▶ [PROBLEM DETAILS]
Needed from the data below: all lines that contain the word "username".

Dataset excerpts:
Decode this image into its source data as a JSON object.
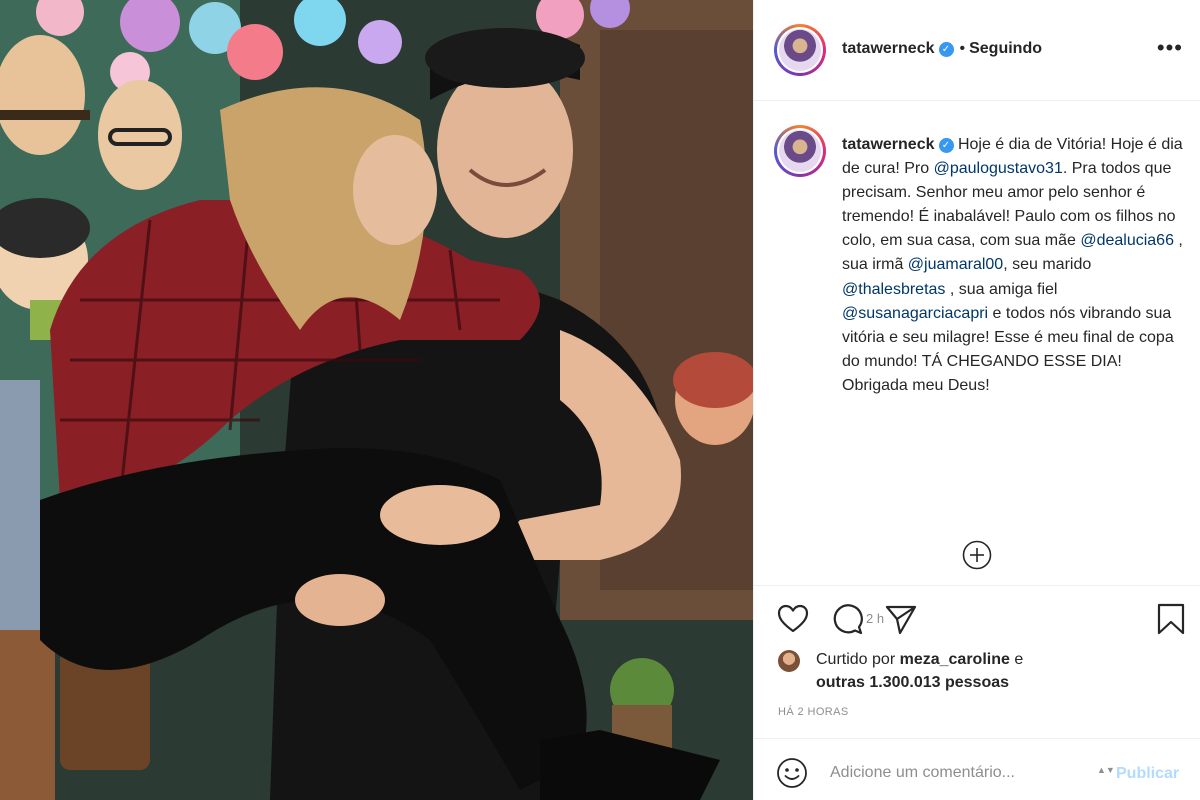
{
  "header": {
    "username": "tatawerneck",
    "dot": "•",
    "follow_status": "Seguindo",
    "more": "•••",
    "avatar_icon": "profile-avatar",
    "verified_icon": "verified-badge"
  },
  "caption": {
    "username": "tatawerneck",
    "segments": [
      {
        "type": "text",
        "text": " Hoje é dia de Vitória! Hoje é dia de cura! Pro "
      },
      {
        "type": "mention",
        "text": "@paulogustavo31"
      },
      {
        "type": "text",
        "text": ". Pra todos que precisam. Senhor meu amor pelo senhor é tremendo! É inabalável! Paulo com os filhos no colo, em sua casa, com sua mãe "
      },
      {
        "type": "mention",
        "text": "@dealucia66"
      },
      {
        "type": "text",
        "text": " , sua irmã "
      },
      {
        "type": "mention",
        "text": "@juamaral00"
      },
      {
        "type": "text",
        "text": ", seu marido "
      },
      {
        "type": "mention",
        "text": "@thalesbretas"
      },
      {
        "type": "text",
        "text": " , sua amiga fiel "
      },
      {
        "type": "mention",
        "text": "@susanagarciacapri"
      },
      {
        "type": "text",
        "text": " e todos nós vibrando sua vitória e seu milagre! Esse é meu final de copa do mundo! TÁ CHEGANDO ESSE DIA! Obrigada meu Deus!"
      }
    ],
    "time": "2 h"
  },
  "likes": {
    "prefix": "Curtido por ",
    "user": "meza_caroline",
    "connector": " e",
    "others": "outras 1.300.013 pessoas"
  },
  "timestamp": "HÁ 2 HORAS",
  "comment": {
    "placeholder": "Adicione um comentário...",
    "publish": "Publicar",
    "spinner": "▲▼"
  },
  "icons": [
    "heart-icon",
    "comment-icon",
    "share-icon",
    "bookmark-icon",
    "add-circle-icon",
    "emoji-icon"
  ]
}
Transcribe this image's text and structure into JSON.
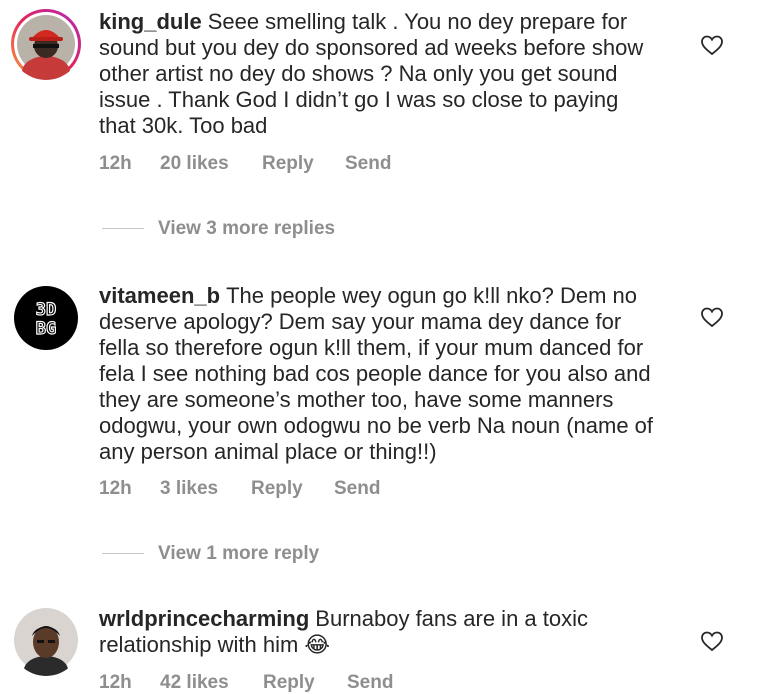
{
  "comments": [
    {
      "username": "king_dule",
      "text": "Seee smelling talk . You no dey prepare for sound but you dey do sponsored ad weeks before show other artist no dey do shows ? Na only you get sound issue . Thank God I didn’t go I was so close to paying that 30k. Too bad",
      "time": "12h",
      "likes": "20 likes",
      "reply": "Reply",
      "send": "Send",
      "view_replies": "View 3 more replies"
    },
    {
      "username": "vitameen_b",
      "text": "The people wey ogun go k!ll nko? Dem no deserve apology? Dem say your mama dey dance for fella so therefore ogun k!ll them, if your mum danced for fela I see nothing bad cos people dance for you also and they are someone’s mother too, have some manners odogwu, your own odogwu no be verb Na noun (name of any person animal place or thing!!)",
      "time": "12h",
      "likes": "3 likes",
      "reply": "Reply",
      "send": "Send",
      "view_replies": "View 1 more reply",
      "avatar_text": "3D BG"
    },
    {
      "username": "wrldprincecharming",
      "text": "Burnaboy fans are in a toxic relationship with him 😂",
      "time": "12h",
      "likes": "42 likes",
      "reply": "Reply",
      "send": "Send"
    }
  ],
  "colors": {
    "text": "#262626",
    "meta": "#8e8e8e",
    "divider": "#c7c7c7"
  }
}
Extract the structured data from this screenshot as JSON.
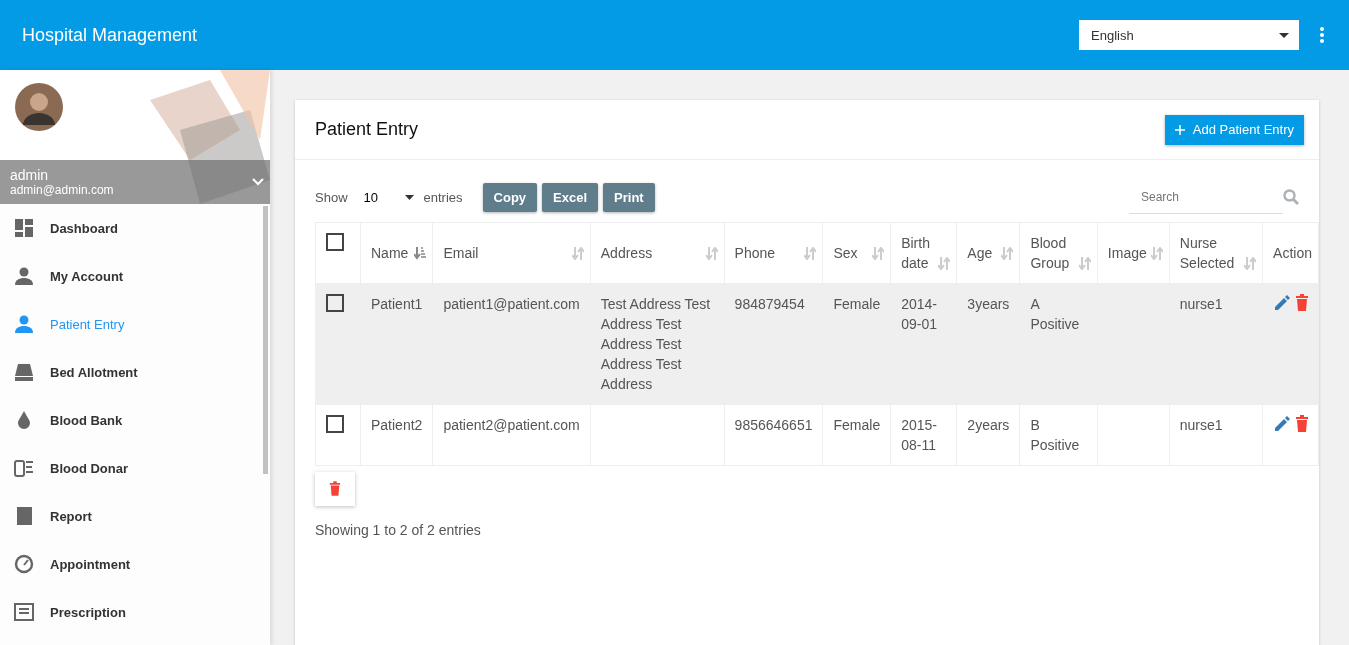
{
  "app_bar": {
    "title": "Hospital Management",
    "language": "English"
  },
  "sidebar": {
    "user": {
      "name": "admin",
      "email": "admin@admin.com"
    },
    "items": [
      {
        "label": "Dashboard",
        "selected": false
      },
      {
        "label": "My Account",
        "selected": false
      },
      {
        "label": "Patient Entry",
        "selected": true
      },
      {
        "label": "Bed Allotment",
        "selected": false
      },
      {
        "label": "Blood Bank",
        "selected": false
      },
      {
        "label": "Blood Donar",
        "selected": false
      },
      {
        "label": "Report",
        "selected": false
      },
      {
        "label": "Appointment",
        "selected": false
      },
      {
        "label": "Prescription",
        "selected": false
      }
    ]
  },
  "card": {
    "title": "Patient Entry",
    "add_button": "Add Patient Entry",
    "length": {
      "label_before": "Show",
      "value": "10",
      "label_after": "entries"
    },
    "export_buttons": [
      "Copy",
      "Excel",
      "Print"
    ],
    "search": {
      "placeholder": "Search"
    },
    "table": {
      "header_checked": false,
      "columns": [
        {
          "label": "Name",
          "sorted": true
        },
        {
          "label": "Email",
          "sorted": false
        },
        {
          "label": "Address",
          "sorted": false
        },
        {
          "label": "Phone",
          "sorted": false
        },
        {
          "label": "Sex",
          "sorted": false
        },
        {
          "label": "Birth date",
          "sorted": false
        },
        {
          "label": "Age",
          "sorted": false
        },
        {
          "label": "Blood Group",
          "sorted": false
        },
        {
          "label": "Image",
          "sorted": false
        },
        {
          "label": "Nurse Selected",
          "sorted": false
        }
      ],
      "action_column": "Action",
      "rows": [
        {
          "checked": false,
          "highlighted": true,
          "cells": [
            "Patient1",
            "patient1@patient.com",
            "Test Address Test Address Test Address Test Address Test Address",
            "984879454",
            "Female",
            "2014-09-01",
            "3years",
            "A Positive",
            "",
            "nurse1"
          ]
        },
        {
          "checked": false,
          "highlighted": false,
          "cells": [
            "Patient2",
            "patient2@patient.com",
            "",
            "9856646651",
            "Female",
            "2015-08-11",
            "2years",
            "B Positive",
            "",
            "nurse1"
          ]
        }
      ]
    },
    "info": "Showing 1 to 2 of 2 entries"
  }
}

▶ [THE COMPLETED TASK]
    "username": "tatawerneck",
    "username": "tatawerneck",
      "username": "king_dule",
      "username": "vitameen_b",
      "username": "wrldprincecharming",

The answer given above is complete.